▶ [ABOUT THIS EXERCISE]: Scan the records for "name". Show the matching lines.

▶ [RECORDS FOR THIS EXERCISE]:
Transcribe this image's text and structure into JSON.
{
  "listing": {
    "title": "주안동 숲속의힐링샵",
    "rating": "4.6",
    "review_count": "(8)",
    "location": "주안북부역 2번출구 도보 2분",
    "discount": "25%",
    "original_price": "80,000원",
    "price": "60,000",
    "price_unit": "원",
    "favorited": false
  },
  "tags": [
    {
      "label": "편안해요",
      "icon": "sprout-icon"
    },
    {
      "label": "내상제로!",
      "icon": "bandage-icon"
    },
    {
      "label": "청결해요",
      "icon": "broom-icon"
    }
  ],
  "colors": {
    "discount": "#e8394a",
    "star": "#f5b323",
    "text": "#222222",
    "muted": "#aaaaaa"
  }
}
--
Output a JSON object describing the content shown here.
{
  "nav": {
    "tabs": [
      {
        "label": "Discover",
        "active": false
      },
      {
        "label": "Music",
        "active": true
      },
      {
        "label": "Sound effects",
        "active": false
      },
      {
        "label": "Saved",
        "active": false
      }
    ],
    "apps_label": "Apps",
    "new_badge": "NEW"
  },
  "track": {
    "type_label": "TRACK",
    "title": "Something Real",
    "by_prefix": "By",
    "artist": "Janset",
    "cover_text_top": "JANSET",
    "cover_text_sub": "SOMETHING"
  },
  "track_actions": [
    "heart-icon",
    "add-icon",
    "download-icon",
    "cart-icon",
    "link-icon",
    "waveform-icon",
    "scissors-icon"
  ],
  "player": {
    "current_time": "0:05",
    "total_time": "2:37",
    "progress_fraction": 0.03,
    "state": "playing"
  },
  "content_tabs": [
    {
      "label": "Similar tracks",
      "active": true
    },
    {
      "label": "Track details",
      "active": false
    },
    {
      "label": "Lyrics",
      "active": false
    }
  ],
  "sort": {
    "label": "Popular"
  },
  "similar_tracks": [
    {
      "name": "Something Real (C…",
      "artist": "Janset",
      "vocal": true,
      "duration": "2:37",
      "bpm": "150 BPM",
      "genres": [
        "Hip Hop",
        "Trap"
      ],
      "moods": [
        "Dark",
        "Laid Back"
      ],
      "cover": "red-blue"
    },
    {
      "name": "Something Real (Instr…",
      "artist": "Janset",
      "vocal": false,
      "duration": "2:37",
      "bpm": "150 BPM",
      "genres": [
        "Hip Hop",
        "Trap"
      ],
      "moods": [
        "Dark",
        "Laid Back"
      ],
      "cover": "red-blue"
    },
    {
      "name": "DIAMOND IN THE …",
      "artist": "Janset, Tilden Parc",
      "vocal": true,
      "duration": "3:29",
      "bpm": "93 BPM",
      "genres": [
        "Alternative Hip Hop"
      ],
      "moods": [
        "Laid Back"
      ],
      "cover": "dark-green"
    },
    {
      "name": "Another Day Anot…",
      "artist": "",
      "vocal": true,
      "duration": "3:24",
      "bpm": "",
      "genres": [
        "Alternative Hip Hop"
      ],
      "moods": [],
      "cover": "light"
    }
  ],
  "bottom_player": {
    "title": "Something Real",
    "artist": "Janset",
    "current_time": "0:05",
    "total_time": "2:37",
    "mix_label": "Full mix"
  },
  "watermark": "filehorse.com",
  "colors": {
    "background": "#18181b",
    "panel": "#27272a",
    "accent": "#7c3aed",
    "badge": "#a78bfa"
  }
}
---
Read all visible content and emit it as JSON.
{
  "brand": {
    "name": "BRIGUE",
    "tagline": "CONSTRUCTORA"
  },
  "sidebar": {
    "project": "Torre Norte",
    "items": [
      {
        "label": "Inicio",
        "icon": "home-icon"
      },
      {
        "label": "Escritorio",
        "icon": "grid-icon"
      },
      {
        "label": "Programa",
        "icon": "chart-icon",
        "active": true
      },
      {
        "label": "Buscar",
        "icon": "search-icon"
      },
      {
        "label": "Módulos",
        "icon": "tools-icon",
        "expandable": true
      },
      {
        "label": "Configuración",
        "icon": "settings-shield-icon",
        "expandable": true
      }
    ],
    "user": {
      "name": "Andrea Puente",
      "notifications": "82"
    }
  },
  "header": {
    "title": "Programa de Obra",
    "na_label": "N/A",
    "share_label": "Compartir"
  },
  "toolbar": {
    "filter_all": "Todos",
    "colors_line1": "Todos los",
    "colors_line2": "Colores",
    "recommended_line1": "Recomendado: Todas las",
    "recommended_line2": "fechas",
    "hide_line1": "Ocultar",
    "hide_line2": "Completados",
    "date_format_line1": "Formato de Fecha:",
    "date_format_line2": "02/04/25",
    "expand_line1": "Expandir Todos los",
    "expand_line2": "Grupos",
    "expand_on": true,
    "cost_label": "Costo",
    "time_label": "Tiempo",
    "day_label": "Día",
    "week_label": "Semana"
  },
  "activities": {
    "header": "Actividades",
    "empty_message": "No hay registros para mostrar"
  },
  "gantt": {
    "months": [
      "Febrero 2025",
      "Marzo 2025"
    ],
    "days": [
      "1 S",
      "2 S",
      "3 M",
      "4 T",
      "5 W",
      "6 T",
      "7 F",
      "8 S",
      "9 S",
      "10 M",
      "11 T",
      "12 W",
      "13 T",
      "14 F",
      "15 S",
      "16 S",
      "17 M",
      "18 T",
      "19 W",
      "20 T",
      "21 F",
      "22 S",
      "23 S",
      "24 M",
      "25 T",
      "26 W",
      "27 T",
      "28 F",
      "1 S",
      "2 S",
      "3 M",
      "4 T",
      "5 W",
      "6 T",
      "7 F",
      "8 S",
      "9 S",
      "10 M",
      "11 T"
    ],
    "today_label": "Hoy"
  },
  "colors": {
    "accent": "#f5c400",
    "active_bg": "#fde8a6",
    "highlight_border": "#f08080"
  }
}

▶ [SOLVED PROBLEM]:
      "name": "Something Real (C…",
      "name": "Something Real (Instr…",
      "name": "DIAMOND IN THE …",
      "name": "Another Day Anot…",
    "name": "BRIGUE",
      "name": "Andrea Puente",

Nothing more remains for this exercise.